Caribbean test highlights need to improve tsunami warning system
The first full scale test of the tsunami warning system in the Caribbean has highlighted the need to reinforce preparations, improving communication, evacuation plans and the role of the private sector.
Baptised Caribe Wave 2011, the exercise tested the Tsunami and Other Coastal Hazards Warning System for the Caribbean and Adjacent Regions (Caribe EWS). The system was established in 2005 under the aegis of UNESCO’s Intergovernmental Oceanographic Commission (IOC).
On 23 March, 34* countries took part in the first ever simulation of a tsunami alert in the Caribbean region. Under the test scenario prepared by the organizers**, a 7.6 magnitude earthquake was signaled off the coast of the Virgin Islands, which generated a tsunami with waves reaching of up to ten metres.
At 1.02pm (UTC) a ‘dummy’ message was issued from the Pacific Tsunami Warning Centre and the West Coast and Alaska Tsunami Warning Centre, operated by the National Oceanic and Atmospheric Administration (NOAA, U.S.A). The message by was relayed to national authorities in participating countries, who then alerted the public using a variety of systems including sirens, text messages, email, media outlets, and telephone.
“I am delighted with the level of participation in this exercise and the interest that has been shown by local populations,” said UNESCO Director-General Irina Bokova. “Such drills are essential to evaluate the efficiency of warning systems and ensure their efficient operation when catastrophe strikes.”
The exercise highlighted a number of gaps in the transmission of information. In several areas the message was not received by the Global Telecommunications System (GTS). In other cases, reception of messages via the Emergency Managers Weather Information Network (EMWIN) failed. At national level only a few mobile telephone operators joined the exercise.
Populations and media throughout the region keenly followed the exercise, which also allowed for an evaluation of evacuation plans and the role of the private sector in the case of a catastrophe.
The complete results of the test run will be presented at the next meeting of the Intergovernmental Coordination Group for CARIBE EWS, which will take place on April 26-29, 2011, in the Dominican Republic.
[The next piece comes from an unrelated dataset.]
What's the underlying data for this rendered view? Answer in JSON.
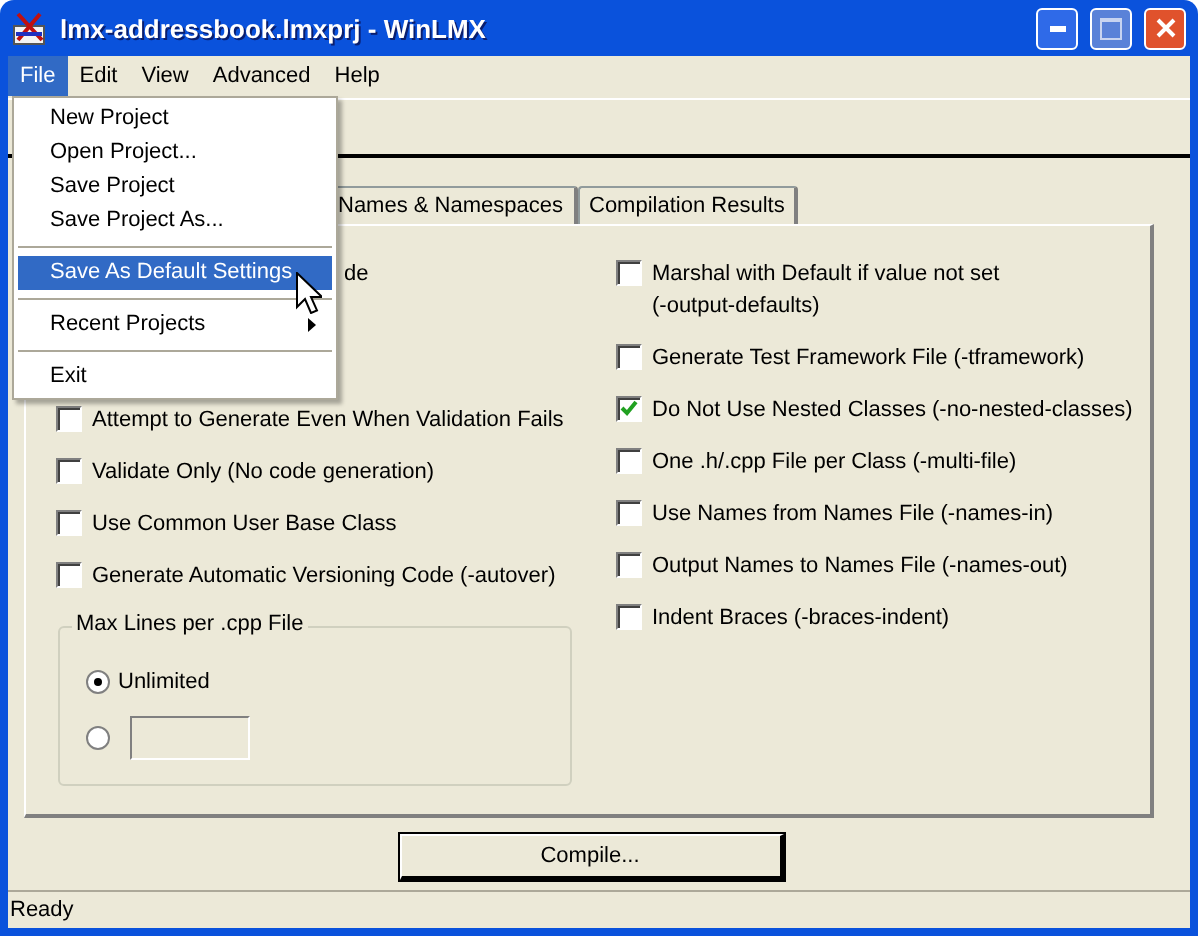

A decision will then be taken on if and when the next exercise will be held.
Similar exercises have been held in the Pacific (2008), Indian Ocean ‘(2009). The Intergovernmental Coordination Group for CARIBE EWS was established in 2005, based on the existing systems in the Pacific and Indian Oceans, and the North East Atlantic, Mediterranean and Adjoining Seas which are coordinated by UNESCO’s IOC.
*Aruba, Antigua and Barbuda, Bahamas, Barbados, Belize, Bolivarian Republic of Venezuela, Brazil, Canada, Colombia, Costa Rica, Cuba, Dominica, Dominican Republic, France (Martinique, Guadeloupe, St Martin, Guyane), Grenada, Guatemala, Guyana, Haiti, Honduras, Jamaica, Mexico, Netherlands (Bonaire, Saba, Sint Eustatius, Curacao and Sint Marteen), Nicaragua, Panama, Peru, Saint Kitts and Nevis, Saint Lucia, Saint Vincent and the Grenadines, Sri Lanka, Suriname, Trinidad and Tobago, United Kingdom (Anguilla, British Virgin Islands, Bermuda, Cayman Islands, Montserrat, Turks and Caicos), United States
**Intergovernmental Coordination Group for Tsunami and Other Coastal Hazards Warning System for the Caribbean and Adjacent Regions, the Caribbean Emergency Management Agency, the Centro de Coordinación para la Prevención de los Desastres Naturales en América Central, NOAA, and the U.S. National Tsunami Hazard Mitigation Program (NTHMP) are providing the framework for this exercise.
Agnès Bardon, UNESCO Division of Public Information. Tel : +33 (0) 1 45 68 17 64 / a.bardon(at)unesco.org